═════ Data for this exercise

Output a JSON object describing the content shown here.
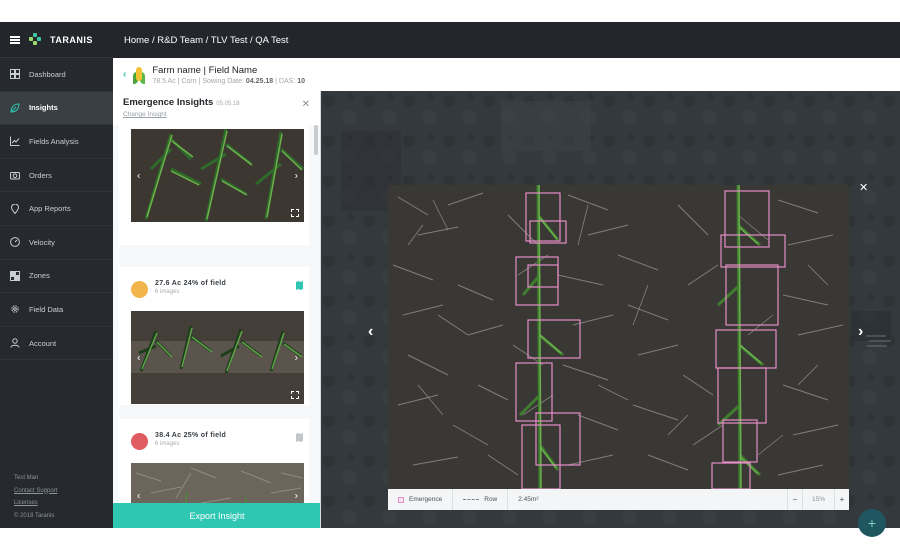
{
  "app": {
    "brand": "TARANIS"
  },
  "breadcrumb": "Home / R&D Team / TLV Test / QA Test",
  "sidebar": {
    "items": [
      {
        "label": "Dashboard",
        "icon": "dashboard-icon"
      },
      {
        "label": "Insights",
        "icon": "leaf-icon",
        "active": true
      },
      {
        "label": "Fields Analysis",
        "icon": "chart-icon"
      },
      {
        "label": "Orders",
        "icon": "camera-icon"
      },
      {
        "label": "App Reports",
        "icon": "pin-icon"
      },
      {
        "label": "Velocity",
        "icon": "gauge-icon"
      },
      {
        "label": "Zones",
        "icon": "zones-icon"
      },
      {
        "label": "Field Data",
        "icon": "gear-icon"
      },
      {
        "label": "Account",
        "icon": "user-icon"
      }
    ],
    "footer": {
      "user": "Test Man",
      "contact": "Contact Support",
      "licenses": "Licenses",
      "copyright": "© 2018 Taranis"
    }
  },
  "field": {
    "title": "Farm name | Field Name",
    "acres": "78.5 Ac",
    "crop": "Corn",
    "sowing_label": "Sowing Date:",
    "sowing_date": "04.25.18",
    "das_label": "DAS:",
    "das": "10"
  },
  "panel": {
    "title": "Emergence Insights",
    "date": "05.05.18",
    "change_link": "Change Insight",
    "cards": [
      {
        "stat": "27.6 Ac 24% of field",
        "images": "6 images",
        "color": "#f2b54c"
      },
      {
        "stat": "38.4 Ac 25% of field",
        "images": "6 images",
        "color": "#e05c63"
      }
    ],
    "export_label": "Export Insight"
  },
  "viewer": {
    "legend_emergence": "Emergence",
    "legend_row": "Row",
    "area": "2.45m²",
    "zoom": "15%",
    "zoom_out": "−",
    "zoom_in": "+"
  },
  "colors": {
    "accent": "#2fc7b1",
    "box": "#e58ec6"
  }
}
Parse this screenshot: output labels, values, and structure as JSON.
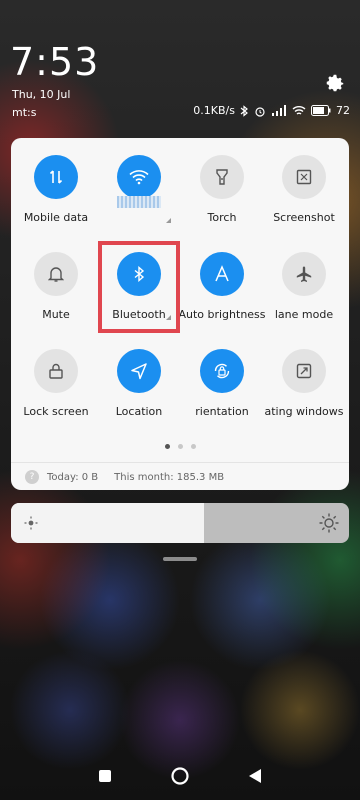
{
  "status": {
    "time": "7:53",
    "date": "Thu, 10 Jul",
    "carrier": "mt:s",
    "net_speed": "0.1KB/s",
    "battery": "72"
  },
  "tiles": [
    {
      "label": "Mobile data",
      "icon": "mobile-data-icon",
      "state": "on"
    },
    {
      "label": "",
      "icon": "wifi-icon",
      "state": "on"
    },
    {
      "label": "Torch",
      "icon": "torch-icon",
      "state": "off"
    },
    {
      "label": "Screenshot",
      "icon": "screenshot-icon",
      "state": "off"
    },
    {
      "label": "Mute",
      "icon": "bell-icon",
      "state": "off"
    },
    {
      "label": "Bluetooth",
      "icon": "bluetooth-icon",
      "state": "on"
    },
    {
      "label": "Auto brightness",
      "icon": "auto-brightness-icon",
      "state": "on"
    },
    {
      "label": "lane mode",
      "icon": "airplane-icon",
      "state": "off"
    },
    {
      "label": "Lock screen",
      "icon": "lock-icon",
      "state": "off"
    },
    {
      "label": "Location",
      "icon": "location-icon",
      "state": "on"
    },
    {
      "label": "rientation",
      "icon": "rotation-lock-icon",
      "state": "on"
    },
    {
      "label": "ating windows",
      "icon": "floating-window-icon",
      "state": "off"
    }
  ],
  "usage": {
    "today": "Today: 0 B",
    "month": "This month: 185.3 MB"
  },
  "brightness": {
    "level_fraction": 0.57
  },
  "colors": {
    "accent": "#1b8ff0",
    "highlight": "#e0464f"
  }
}
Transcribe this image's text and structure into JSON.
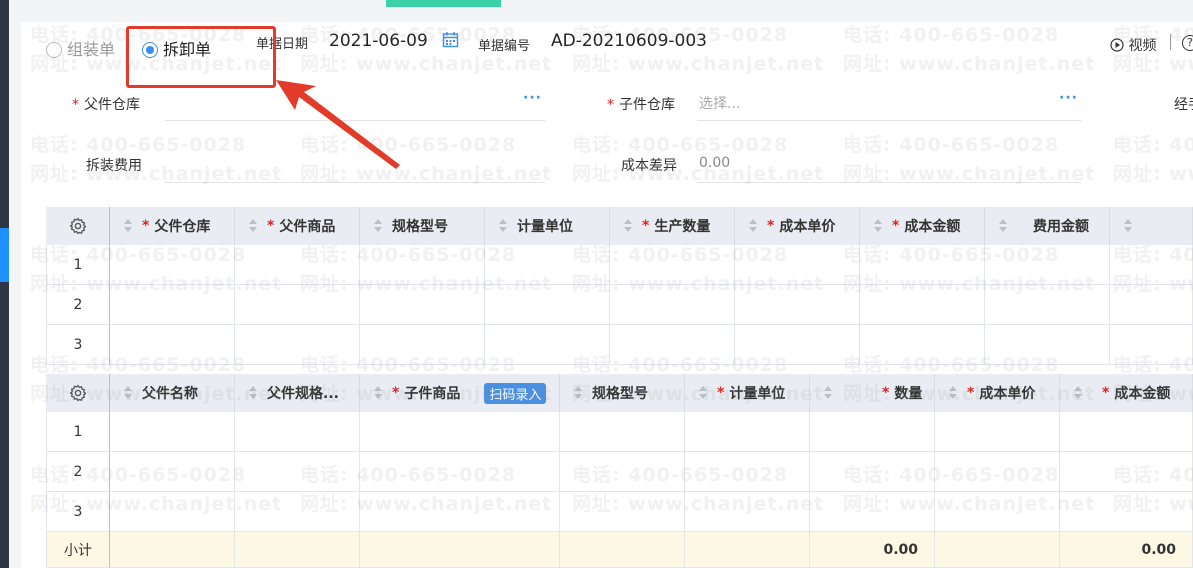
{
  "form": {
    "type_options": [
      {
        "label": "组装单",
        "selected": false
      },
      {
        "label": "拆卸单",
        "selected": true
      }
    ],
    "date_label": "单据日期",
    "date_value": "2021-06-09",
    "number_label": "单据编号",
    "number_value": "AD-20210609-003",
    "video_label": "视频",
    "help_text": "?",
    "parent_warehouse_label": "父件仓库",
    "child_warehouse_label": "子件仓库",
    "child_warehouse_placeholder": "选择...",
    "handler_label": "经手",
    "assembly_fee_label": "拆装费用",
    "cost_diff_label": "成本差异",
    "cost_diff_value": "0.00",
    "more_dots": "···"
  },
  "parent_table": {
    "columns": [
      "父件仓库",
      "父件商品",
      "规格型号",
      "计量单位",
      "生产数量",
      "成本单价",
      "成本金额",
      "费用金额",
      ""
    ],
    "required": [
      true,
      true,
      false,
      false,
      true,
      true,
      true,
      false,
      false
    ],
    "rows": [
      "1",
      "2",
      "3"
    ]
  },
  "child_table": {
    "columns": [
      "父件名称",
      "父件规格...",
      "子件商品",
      "规格型号",
      "计量单位",
      "数量",
      "成本单价",
      "成本金额"
    ],
    "required": [
      false,
      false,
      true,
      false,
      true,
      true,
      true,
      true
    ],
    "scan_button": "扫码录入",
    "rows": [
      "1",
      "2",
      "3"
    ],
    "subtotal_label": "小计",
    "subtotal_quantity": "0.00",
    "subtotal_amount": "0.00"
  },
  "watermark": {
    "phone": "电话: 400-665-0028",
    "site": "网址: www.chanjet.net"
  },
  "colors": {
    "accent": "#3b8cf5",
    "highlight": "#e23b2a",
    "required": "#e02020",
    "subtotal_bg": "#fdf8e4",
    "header_bg": "#e9edf3"
  }
}
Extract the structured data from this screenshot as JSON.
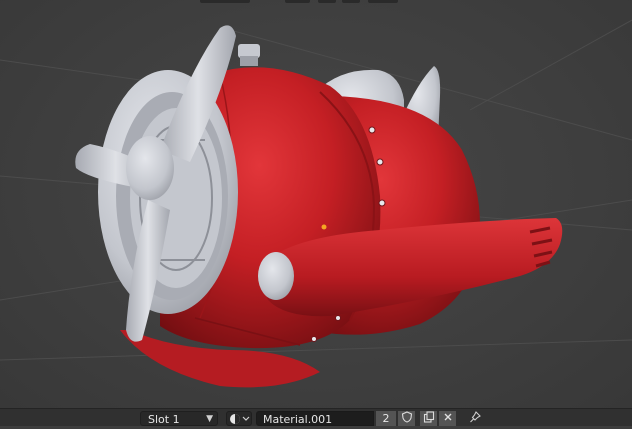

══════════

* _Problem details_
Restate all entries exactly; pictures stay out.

* _Output below_
Output a JSON object describing the content shown here.
{
  "app": {
    "brand": "TARANIS"
  },
  "breadcrumb": "Home / R&D Team / TLV Test / QA Test",
  "sidebar": {
    "items": [
      {
        "label": "Dashboard",
        "icon": "dashboard-icon"
      },
      {
        "label": "Insights",
        "icon": "leaf-icon",
        "active": true
      },
      {
        "label": "Fields Analysis",
        "icon": "chart-icon"
      },
      {
        "label": "Orders",
        "icon": "camera-icon"
      },
      {
        "label": "App Reports",
        "icon": "pin-icon"
      },
      {
        "label": "Velocity",
        "icon": "gauge-icon"
      },
      {
        "label": "Zones",
        "icon": "zones-icon"
      },
      {
        "label": "Field Data",
        "icon": "gear-icon"
      },
      {
        "label": "Account",
        "icon": "user-icon"
      }
    ],
    "footer": {
      "user": "Test Man",
      "contact": "Contact Support",
      "licenses": "Licenses",
      "copyright": "© 2018 Taranis"
    }
  },
  "field": {
    "title": "Farm name | Field Name",
    "acres": "78.5 Ac",
    "crop": "Corn",
    "sowing_label": "Sowing Date:",
    "sowing_date": "04.25.18",
    "das_label": "DAS:",
    "das": "10"
  },
  "panel": {
    "title": "Emergence Insights",
    "date": "05.05.18",
    "change_link": "Change Insight",
    "cards": [
      {
        "stat": "27.6 Ac 24% of field",
        "images": "6 images",
        "color": "#f2b54c"
      },
      {
        "stat": "38.4 Ac 25% of field",
        "images": "6 images",
        "color": "#e05c63"
      }
    ],
    "export_label": "Export Insight"
  },
  "viewer": {
    "legend_emergence": "Emergence",
    "legend_row": "Row",
    "area": "2.45m²",
    "zoom": "15%",
    "zoom_out": "−",
    "zoom_in": "+"
  },
  "colors": {
    "accent": "#2fc7b1",
    "box": "#e58ec6"
  }
}
Parse this screenshot: output labels, values, and structure as JSON.
{
  "status": {
    "time": "7:53",
    "date": "Thu, 10 Jul",
    "carrier": "mt:s",
    "net_speed": "0.1KB/s",
    "battery": "72"
  },
  "tiles": [
    {
      "label": "Mobile data",
      "icon": "mobile-data-icon",
      "state": "on"
    },
    {
      "label": "",
      "icon": "wifi-icon",
      "state": "on"
    },
    {
      "label": "Torch",
      "icon": "torch-icon",
      "state": "off"
    },
    {
      "label": "Screenshot",
      "icon": "screenshot-icon",
      "state": "off"
    },
    {
      "label": "Mute",
      "icon": "bell-icon",
      "state": "off"
    },
    {
      "label": "Bluetooth",
      "icon": "bluetooth-icon",
      "state": "on"
    },
    {
      "label": "Auto brightness",
      "icon": "auto-brightness-icon",
      "state": "on"
    },
    {
      "label": "lane mode",
      "icon": "airplane-icon",
      "state": "off"
    },
    {
      "label": "Lock screen",
      "icon": "lock-icon",
      "state": "off"
    },
    {
      "label": "Location",
      "icon": "location-icon",
      "state": "on"
    },
    {
      "label": "rientation",
      "icon": "rotation-lock-icon",
      "state": "on"
    },
    {
      "label": "ating windows",
      "icon": "floating-window-icon",
      "state": "off"
    }
  ],
  "usage": {
    "today": "Today: 0 B",
    "month": "This month: 185.3 MB"
  },
  "brightness": {
    "level_fraction": 0.57
  },
  "colors": {
    "accent": "#1b8ff0",
    "highlight": "#e0464f"
  }
}
Transcribe this image's text and structure into JSON.
{
  "form": {
    "type_options": [
      {
        "label": "组装单",
        "selected": false
      },
      {
        "label": "拆卸单",
        "selected": true
      }
    ],
    "date_label": "单据日期",
    "date_value": "2021-06-09",
    "number_label": "单据编号",
    "number_value": "AD-20210609-003",
    "video_label": "视频",
    "help_text": "?",
    "parent_warehouse_label": "父件仓库",
    "child_warehouse_label": "子件仓库",
    "child_warehouse_placeholder": "选择...",
    "handler_label": "经手",
    "assembly_fee_label": "拆装费用",
    "cost_diff_label": "成本差异",
    "cost_diff_value": "0.00",
    "more_dots": "···"
  },
  "parent_table": {
    "columns": [
      "父件仓库",
      "父件商品",
      "规格型号",
      "计量单位",
      "生产数量",
      "成本单价",
      "成本金额",
      "费用金额",
      ""
    ],
    "required": [
      true,
      true,
      false,
      false,
      true,
      true,
      true,
      false,
      false
    ],
    "rows": [
      "1",
      "2",
      "3"
    ]
  },
  "child_table": {
    "columns": [
      "父件名称",
      "父件规格...",
      "子件商品",
      "规格型号",
      "计量单位",
      "数量",
      "成本单价",
      "成本金额"
    ],
    "required": [
      false,
      false,
      true,
      false,
      true,
      true,
      true,
      true
    ],
    "scan_button": "扫码录入",
    "rows": [
      "1",
      "2",
      "3"
    ],
    "subtotal_label": "小计",
    "subtotal_quantity": "0.00",
    "subtotal_amount": "0.00"
  },
  "watermark": {
    "phone": "电话: 400-665-0028",
    "site": "网址: www.chanjet.net"
  },
  "colors": {
    "accent": "#3b8cf5",
    "highlight": "#e23b2a",
    "required": "#e02020",
    "subtotal_bg": "#fdf8e4",
    "header_bg": "#e9edf3"
  }
}
Extract the structured data from this screenshot as JSON.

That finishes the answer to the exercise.